Required action: From the entries below, report only the number of lines that contain the word "заказа".

-------- Provided data --------

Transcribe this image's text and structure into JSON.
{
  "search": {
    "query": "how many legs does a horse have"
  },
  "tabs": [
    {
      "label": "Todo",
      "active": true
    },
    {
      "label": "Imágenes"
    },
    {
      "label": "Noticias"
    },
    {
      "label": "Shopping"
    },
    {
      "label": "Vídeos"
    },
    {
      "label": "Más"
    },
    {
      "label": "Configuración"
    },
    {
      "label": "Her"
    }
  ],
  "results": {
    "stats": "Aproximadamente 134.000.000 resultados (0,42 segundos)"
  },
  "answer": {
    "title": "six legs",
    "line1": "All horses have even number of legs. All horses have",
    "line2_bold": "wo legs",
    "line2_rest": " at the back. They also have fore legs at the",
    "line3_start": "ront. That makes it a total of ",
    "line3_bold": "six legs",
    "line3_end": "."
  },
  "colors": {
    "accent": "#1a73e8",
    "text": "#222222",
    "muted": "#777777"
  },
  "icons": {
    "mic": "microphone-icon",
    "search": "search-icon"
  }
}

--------
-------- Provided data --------

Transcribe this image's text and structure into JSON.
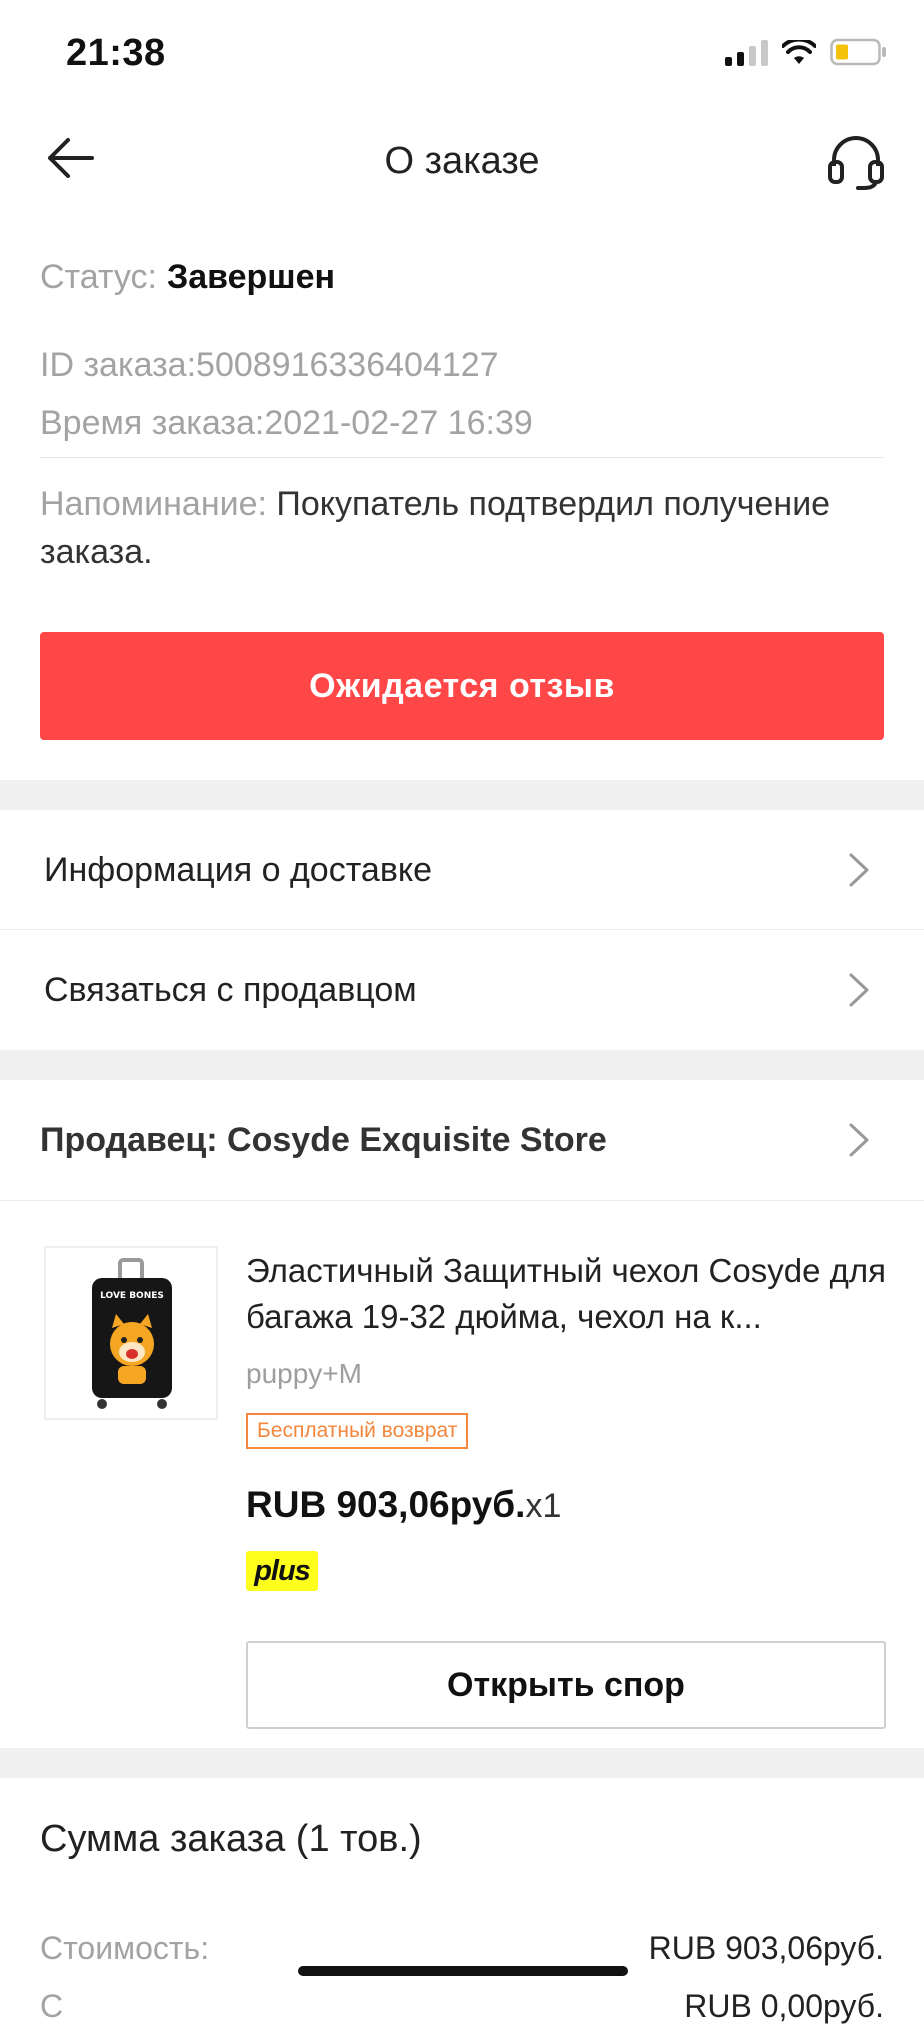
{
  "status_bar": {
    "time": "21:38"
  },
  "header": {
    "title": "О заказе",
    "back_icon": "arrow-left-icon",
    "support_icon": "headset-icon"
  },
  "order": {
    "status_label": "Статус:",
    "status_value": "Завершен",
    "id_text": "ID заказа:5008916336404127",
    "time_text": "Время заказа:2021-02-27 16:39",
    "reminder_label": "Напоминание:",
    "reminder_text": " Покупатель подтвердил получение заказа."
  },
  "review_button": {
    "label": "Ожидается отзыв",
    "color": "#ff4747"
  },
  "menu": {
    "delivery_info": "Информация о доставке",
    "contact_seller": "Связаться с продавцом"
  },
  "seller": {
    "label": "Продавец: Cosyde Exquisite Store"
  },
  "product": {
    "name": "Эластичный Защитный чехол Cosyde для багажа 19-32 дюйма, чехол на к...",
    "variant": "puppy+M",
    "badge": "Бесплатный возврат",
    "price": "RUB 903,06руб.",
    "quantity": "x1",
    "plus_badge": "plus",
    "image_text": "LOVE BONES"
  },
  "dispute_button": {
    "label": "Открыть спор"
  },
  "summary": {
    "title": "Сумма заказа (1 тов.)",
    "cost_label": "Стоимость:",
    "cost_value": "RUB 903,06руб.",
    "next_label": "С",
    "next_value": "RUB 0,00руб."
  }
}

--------
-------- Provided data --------

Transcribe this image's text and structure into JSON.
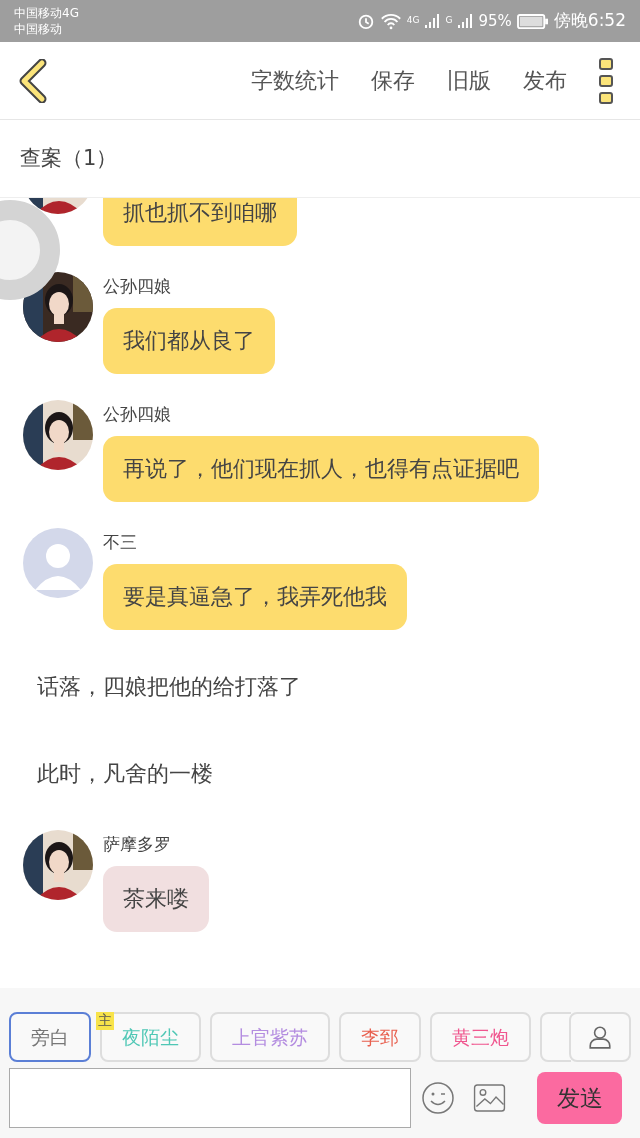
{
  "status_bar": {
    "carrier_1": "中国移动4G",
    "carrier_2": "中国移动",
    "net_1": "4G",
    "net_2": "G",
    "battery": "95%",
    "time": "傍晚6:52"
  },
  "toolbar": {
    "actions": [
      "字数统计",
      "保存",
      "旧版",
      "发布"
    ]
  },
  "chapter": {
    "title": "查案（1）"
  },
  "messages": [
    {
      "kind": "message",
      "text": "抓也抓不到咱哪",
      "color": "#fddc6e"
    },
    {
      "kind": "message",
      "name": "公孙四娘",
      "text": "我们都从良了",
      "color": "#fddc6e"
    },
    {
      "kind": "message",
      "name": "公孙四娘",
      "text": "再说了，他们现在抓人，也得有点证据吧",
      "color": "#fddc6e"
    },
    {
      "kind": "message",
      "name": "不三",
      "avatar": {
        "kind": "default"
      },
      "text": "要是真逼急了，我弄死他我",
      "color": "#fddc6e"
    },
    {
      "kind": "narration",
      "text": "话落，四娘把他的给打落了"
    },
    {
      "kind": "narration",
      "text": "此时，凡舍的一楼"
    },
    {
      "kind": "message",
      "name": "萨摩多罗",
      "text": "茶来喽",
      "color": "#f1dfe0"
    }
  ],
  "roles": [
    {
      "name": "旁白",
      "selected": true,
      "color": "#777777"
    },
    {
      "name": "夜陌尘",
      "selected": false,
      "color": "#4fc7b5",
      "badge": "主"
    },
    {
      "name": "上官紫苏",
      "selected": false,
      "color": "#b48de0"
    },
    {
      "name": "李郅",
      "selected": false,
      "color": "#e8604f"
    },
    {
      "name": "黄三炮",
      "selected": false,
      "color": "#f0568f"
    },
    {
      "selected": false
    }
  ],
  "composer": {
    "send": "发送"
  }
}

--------

Exercise output: 4